(Records excerpted from a collection)
- - - -

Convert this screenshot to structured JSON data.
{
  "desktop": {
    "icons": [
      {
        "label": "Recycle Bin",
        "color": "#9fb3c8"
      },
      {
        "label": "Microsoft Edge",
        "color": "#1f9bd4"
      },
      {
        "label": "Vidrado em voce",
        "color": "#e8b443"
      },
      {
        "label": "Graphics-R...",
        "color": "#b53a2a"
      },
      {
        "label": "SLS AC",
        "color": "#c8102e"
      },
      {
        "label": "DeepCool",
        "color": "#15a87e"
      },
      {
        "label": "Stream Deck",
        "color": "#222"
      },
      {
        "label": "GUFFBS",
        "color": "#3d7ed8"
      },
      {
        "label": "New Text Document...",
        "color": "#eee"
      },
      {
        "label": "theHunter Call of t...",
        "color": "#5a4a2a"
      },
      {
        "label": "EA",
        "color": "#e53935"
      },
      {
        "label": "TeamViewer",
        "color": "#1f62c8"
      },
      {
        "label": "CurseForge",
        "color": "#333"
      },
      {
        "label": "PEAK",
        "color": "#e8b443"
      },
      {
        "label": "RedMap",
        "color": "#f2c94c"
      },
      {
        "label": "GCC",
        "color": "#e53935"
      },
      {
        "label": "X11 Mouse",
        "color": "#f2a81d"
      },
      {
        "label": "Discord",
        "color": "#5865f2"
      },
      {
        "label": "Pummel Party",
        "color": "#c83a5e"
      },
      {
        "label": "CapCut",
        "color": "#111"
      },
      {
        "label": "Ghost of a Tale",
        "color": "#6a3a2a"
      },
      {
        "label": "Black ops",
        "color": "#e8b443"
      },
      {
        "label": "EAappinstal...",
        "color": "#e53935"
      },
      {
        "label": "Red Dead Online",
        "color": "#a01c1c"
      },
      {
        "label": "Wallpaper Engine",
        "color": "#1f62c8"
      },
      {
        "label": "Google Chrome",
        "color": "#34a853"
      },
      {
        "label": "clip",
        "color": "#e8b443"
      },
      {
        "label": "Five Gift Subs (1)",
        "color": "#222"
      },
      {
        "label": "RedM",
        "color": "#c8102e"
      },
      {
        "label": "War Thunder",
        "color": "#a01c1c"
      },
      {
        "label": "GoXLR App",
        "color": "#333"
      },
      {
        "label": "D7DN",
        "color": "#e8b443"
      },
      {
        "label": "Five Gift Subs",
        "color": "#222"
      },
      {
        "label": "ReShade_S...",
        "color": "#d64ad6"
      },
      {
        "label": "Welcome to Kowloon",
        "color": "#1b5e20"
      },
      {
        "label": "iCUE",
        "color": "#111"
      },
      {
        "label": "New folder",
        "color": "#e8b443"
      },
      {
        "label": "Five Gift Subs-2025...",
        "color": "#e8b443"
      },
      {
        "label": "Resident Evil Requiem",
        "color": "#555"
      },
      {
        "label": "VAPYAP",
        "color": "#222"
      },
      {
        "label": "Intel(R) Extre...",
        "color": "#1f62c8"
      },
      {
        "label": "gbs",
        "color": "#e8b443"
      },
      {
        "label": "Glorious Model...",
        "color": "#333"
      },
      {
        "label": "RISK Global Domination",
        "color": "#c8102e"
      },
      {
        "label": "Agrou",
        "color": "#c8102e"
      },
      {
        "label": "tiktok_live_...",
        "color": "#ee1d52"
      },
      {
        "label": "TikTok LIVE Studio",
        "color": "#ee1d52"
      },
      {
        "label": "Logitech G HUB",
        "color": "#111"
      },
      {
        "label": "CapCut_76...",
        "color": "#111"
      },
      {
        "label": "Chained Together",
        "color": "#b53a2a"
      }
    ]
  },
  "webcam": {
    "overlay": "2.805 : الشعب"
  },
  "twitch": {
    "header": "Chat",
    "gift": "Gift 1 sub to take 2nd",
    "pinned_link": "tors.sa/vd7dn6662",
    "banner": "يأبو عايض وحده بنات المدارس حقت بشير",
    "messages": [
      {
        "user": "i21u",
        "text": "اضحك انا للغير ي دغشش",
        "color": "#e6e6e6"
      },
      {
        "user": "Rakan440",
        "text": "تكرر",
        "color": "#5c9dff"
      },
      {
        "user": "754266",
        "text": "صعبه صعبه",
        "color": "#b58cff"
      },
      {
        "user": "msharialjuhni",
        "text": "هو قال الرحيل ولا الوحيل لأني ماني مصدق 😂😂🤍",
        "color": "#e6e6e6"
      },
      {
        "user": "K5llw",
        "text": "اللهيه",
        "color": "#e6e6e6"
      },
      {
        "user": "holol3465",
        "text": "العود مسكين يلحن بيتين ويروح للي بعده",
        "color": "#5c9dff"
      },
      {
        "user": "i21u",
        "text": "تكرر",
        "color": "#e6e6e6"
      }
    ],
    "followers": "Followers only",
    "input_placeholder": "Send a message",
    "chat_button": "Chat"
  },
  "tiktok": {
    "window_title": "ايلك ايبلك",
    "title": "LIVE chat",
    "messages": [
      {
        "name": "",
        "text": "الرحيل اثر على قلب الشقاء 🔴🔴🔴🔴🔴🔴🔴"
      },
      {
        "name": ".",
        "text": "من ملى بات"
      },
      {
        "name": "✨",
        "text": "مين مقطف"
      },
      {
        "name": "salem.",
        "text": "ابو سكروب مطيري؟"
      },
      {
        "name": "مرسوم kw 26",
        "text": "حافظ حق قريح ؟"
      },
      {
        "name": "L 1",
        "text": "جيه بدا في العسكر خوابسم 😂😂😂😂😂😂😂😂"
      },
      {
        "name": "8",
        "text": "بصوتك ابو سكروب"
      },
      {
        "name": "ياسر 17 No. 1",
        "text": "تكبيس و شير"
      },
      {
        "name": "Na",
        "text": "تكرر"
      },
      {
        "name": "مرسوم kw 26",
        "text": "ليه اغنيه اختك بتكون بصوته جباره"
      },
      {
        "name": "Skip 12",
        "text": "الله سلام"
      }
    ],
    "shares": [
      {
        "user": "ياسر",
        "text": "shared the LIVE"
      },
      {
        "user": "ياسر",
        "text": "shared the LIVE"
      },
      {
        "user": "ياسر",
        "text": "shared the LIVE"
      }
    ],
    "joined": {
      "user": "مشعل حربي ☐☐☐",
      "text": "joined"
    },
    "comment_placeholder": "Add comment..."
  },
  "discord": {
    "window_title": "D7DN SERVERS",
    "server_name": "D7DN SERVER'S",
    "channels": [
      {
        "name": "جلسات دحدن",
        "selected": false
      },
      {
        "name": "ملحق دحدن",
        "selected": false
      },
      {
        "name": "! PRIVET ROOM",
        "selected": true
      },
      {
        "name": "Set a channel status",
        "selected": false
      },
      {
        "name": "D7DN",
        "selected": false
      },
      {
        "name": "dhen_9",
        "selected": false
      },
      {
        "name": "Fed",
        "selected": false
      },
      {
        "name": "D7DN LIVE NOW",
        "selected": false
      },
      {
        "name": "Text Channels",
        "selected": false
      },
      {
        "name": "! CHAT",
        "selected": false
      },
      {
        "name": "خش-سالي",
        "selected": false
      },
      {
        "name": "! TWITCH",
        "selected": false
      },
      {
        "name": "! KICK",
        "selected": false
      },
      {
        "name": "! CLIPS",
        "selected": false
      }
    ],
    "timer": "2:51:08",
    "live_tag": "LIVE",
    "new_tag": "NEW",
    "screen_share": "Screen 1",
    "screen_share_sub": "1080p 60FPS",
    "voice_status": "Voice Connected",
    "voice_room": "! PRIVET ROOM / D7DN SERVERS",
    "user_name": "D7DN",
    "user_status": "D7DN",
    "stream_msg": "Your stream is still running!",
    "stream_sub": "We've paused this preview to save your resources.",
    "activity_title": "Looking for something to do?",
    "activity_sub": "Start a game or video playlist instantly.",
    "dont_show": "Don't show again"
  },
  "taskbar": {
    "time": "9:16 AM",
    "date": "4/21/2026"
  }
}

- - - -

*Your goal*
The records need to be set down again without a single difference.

*Result of this exercise*
Convert this screenshot to structured JSON data.
{
  "desktop": {
    "icons": [
      {
        "label": "Recycle Bin",
        "color": "#9fb3c8"
      },
      {
        "label": "Microsoft Edge",
        "color": "#1f9bd4"
      },
      {
        "label": "Vidrado em voce",
        "color": "#e8b443"
      },
      {
        "label": "Graphics-R...",
        "color": "#b53a2a"
      },
      {
        "label": "SLS AC",
        "color": "#c8102e"
      },
      {
        "label": "DeepCool",
        "color": "#15a87e"
      },
      {
        "label": "Stream Deck",
        "color": "#222"
      },
      {
        "label": "GUFFBS",
        "color": "#3d7ed8"
      },
      {
        "label": "New Text Document...",
        "color": "#eee"
      },
      {
        "label": "theHunter Call of t...",
        "color": "#5a4a2a"
      },
      {
        "label": "EA",
        "color": "#e53935"
      },
      {
        "label": "TeamViewer",
        "color": "#1f62c8"
      },
      {
        "label": "CurseForge",
        "color": "#333"
      },
      {
        "label": "PEAK",
        "color": "#e8b443"
      },
      {
        "label": "RedMap",
        "color": "#f2c94c"
      },
      {
        "label": "GCC",
        "color": "#e53935"
      },
      {
        "label": "X11 Mouse",
        "color": "#f2a81d"
      },
      {
        "label": "Discord",
        "color": "#5865f2"
      },
      {
        "label": "Pummel Party",
        "color": "#c83a5e"
      },
      {
        "label": "CapCut",
        "color": "#111"
      },
      {
        "label": "Ghost of a Tale",
        "color": "#6a3a2a"
      },
      {
        "label": "Black ops",
        "color": "#e8b443"
      },
      {
        "label": "EAappinstal...",
        "color": "#e53935"
      },
      {
        "label": "Red Dead Online",
        "color": "#a01c1c"
      },
      {
        "label": "Wallpaper Engine",
        "color": "#1f62c8"
      },
      {
        "label": "Google Chrome",
        "color": "#34a853"
      },
      {
        "label": "clip",
        "color": "#e8b443"
      },
      {
        "label": "Five Gift Subs (1)",
        "color": "#222"
      },
      {
        "label": "RedM",
        "color": "#c8102e"
      },
      {
        "label": "War Thunder",
        "color": "#a01c1c"
      },
      {
        "label": "GoXLR App",
        "color": "#333"
      },
      {
        "label": "D7DN",
        "color": "#e8b443"
      },
      {
        "label": "Five Gift Subs",
        "color": "#222"
      },
      {
        "label": "ReShade_S...",
        "color": "#d64ad6"
      },
      {
        "label": "Welcome to Kowloon",
        "color": "#1b5e20"
      },
      {
        "label": "iCUE",
        "color": "#111"
      },
      {
        "label": "New folder",
        "color": "#e8b443"
      },
      {
        "label": "Five Gift Subs-2025...",
        "color": "#e8b443"
      },
      {
        "label": "Resident Evil Requiem",
        "color": "#555"
      },
      {
        "label": "VAPYAP",
        "color": "#222"
      },
      {
        "label": "Intel(R) Extre...",
        "color": "#1f62c8"
      },
      {
        "label": "gbs",
        "color": "#e8b443"
      },
      {
        "label": "Glorious Model...",
        "color": "#333"
      },
      {
        "label": "RISK Global Domination",
        "color": "#c8102e"
      },
      {
        "label": "Agrou",
        "color": "#c8102e"
      },
      {
        "label": "tiktok_live_...",
        "color": "#ee1d52"
      },
      {
        "label": "TikTok LIVE Studio",
        "color": "#ee1d52"
      },
      {
        "label": "Logitech G HUB",
        "color": "#111"
      },
      {
        "label": "CapCut_76...",
        "color": "#111"
      },
      {
        "label": "Chained Together",
        "color": "#b53a2a"
      }
    ]
  },
  "webcam": {
    "overlay": "2.805 : الشعب"
  },
  "twitch": {
    "header": "Chat",
    "gift": "Gift 1 sub to take 2nd",
    "pinned_link": "tors.sa/vd7dn6662",
    "banner": "يأبو عايض وحده بنات المدارس حقت بشير",
    "messages": [
      {
        "user": "i21u",
        "text": "اضحك انا للغير ي دغشش",
        "color": "#e6e6e6"
      },
      {
        "user": "Rakan440",
        "text": "تكرر",
        "color": "#5c9dff"
      },
      {
        "user": "754266",
        "text": "صعبه صعبه",
        "color": "#b58cff"
      },
      {
        "user": "msharialjuhni",
        "text": "هو قال الرحيل ولا الوحيل لأني ماني مصدق 😂😂🤍",
        "color": "#e6e6e6"
      },
      {
        "user": "K5llw",
        "text": "اللهيه",
        "color": "#e6e6e6"
      },
      {
        "user": "holol3465",
        "text": "العود مسكين يلحن بيتين ويروح للي بعده",
        "color": "#5c9dff"
      },
      {
        "user": "i21u",
        "text": "تكرر",
        "color": "#e6e6e6"
      }
    ],
    "followers": "Followers only",
    "input_placeholder": "Send a message",
    "chat_button": "Chat"
  },
  "tiktok": {
    "window_title": "ايلك ايبلك",
    "title": "LIVE chat",
    "messages": [
      {
        "name": "",
        "text": "الرحيل اثر على قلب الشقاء 🔴🔴🔴🔴🔴🔴🔴"
      },
      {
        "name": ".",
        "text": "من ملى بات"
      },
      {
        "name": "✨",
        "text": "مين مقطف"
      },
      {
        "name": "salem.",
        "text": "ابو سكروب مطيري؟"
      },
      {
        "name": "مرسوم kw 26",
        "text": "حافظ حق قريح ؟"
      },
      {
        "name": "L 1",
        "text": "جيه بدا في العسكر خوابسم 😂😂😂😂😂😂😂😂"
      },
      {
        "name": "8",
        "text": "بصوتك ابو سكروب"
      },
      {
        "name": "ياسر 17 No. 1",
        "text": "تكبيس و شير"
      },
      {
        "name": "Na",
        "text": "تكرر"
      },
      {
        "name": "مرسوم kw 26",
        "text": "ليه اغنيه اختك بتكون بصوته جباره"
      },
      {
        "name": "Skip 12",
        "text": "الله سلام"
      }
    ],
    "shares": [
      {
        "user": "ياسر",
        "text": "shared the LIVE"
      },
      {
        "user": "ياسر",
        "text": "shared the LIVE"
      },
      {
        "user": "ياسر",
        "text": "shared the LIVE"
      }
    ],
    "joined": {
      "user": "مشعل حربي ☐☐☐",
      "text": "joined"
    },
    "comment_placeholder": "Add comment..."
  },
  "discord": {
    "window_title": "D7DN SERVERS",
    "server_name": "D7DN SERVER'S",
    "channels": [
      {
        "name": "جلسات دحدن",
        "selected": false
      },
      {
        "name": "ملحق دحدن",
        "selected": false
      },
      {
        "name": "! PRIVET ROOM",
        "selected": true
      },
      {
        "name": "Set a channel status",
        "selected": false
      },
      {
        "name": "D7DN",
        "selected": false
      },
      {
        "name": "dhen_9",
        "selected": false
      },
      {
        "name": "Fed",
        "selected": false
      },
      {
        "name": "D7DN LIVE NOW",
        "selected": false
      },
      {
        "name": "Text Channels",
        "selected": false
      },
      {
        "name": "! CHAT",
        "selected": false
      },
      {
        "name": "خش-سالي",
        "selected": false
      },
      {
        "name": "! TWITCH",
        "selected": false
      },
      {
        "name": "! KICK",
        "selected": false
      },
      {
        "name": "! CLIPS",
        "selected": false
      }
    ],
    "timer": "2:51:08",
    "live_tag": "LIVE",
    "new_tag": "NEW",
    "screen_share": "Screen 1",
    "screen_share_sub": "1080p 60FPS",
    "voice_status": "Voice Connected",
    "voice_room": "! PRIVET ROOM / D7DN SERVERS",
    "user_name": "D7DN",
    "user_status": "D7DN",
    "stream_msg": "Your stream is still running!",
    "stream_sub": "We've paused this preview to save your resources.",
    "activity_title": "Looking for something to do?",
    "activity_sub": "Start a game or video playlist instantly.",
    "dont_show": "Don't show again"
  },
  "taskbar": {
    "time": "9:16 AM",
    "date": "4/21/2026"
  }
}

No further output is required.